By way of comparison, Patricia Briggs recently offered a nice little mystery-thriller which offered a kidnapping and mass murder, Frost Burned. A secret organization manages to kidnap almost the entire Tri-Cities were-wolf pack. Mercy Thompson, Briggs' ingenious shapeshifter hero, proves her worth by saving the pack's ass when a car accident delays her return to the pack's headquarters. While there are no murders to solve, Mercy must rescue the pack who looks down on her and her mate, the pack's alpha. There is a glorious massacre of the bad guys and a twist which leads to an interesting ending. [Yeah, I can get a little blood-thirsty at times.] -- Five Stars, even though, having driven through the area many times, I can't imagine multiple traffic jams ... even when Christmas shopping.

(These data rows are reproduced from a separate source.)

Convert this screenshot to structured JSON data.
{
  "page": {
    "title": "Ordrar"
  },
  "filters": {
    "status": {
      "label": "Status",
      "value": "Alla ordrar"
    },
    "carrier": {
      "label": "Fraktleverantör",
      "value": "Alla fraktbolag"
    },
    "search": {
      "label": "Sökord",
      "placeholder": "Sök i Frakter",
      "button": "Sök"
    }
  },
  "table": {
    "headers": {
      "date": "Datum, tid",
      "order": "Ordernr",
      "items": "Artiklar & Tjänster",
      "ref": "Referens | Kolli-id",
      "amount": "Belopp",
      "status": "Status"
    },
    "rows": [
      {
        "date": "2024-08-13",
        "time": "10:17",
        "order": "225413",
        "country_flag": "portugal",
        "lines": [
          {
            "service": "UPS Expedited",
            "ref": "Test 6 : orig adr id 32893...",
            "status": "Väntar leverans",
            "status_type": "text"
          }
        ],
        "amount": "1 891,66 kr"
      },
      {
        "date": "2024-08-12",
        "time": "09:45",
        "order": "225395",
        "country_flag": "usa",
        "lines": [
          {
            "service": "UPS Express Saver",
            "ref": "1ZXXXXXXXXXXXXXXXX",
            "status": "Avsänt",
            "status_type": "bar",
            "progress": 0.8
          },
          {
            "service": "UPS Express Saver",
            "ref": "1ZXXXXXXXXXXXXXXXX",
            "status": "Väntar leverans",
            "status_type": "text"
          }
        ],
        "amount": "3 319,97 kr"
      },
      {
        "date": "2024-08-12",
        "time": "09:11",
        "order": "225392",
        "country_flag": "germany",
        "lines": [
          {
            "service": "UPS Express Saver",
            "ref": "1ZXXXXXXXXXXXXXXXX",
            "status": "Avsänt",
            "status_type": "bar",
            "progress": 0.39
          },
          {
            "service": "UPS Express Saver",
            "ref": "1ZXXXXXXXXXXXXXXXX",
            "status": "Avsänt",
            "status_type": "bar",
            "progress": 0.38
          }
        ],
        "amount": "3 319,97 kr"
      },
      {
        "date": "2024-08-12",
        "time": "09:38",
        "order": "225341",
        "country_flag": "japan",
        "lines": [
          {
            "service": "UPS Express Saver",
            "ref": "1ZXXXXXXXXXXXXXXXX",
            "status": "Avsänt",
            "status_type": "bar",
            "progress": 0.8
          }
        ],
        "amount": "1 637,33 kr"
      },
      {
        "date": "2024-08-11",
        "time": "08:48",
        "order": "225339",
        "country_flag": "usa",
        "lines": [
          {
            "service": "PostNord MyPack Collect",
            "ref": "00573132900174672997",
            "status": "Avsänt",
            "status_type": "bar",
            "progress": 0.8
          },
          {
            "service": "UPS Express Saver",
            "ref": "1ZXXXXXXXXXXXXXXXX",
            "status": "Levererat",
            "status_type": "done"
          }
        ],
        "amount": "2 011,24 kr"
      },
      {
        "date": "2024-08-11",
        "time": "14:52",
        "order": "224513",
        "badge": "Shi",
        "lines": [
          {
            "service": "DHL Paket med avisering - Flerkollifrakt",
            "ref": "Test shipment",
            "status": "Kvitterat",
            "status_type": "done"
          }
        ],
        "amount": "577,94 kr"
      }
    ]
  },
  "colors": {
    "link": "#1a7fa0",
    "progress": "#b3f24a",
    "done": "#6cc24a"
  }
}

So, why do I put all three books in the cozy category? All three books are set in well-defined communities where even the secondary inhabitants capture readers' interest. So I read them and make no apologies. Can't help but be a little envious though.
My own writing is still bogged down in edits. Part of it is that I'm suffering the effects of working with a small "Mom & Pop" publisher, more kindly known as an indie publisher. Actually, The Grumpy Dragon is doing well by their authors, but when the main editor [and editor of my book] is laid low by winter flues and such, timelines drag on. The other project I decided to edit, The Ghost in the Closet, a languishing short story. It's in process for cover and other end of the line processes to become a self-published e-pub.
The other project in the works is another short story which has been fermenting in my computer. It's been rejected multiple times ... but suddenly if reconfigured itself to be part of There Be Demons' world of Andor. How did this happen? Was sitting petting the cat as usual in the morning, when Cassy Mae put her cup of coffee on Britt's table in the college coffee shop and told her to stop staring at the demons. Told Britt to tone down her magical ambiance before the demons noticed her. Surprise. Britt listened to her.
So, I now have three book in the Britt Kelly series ... and simplified the number of worlds in my computer.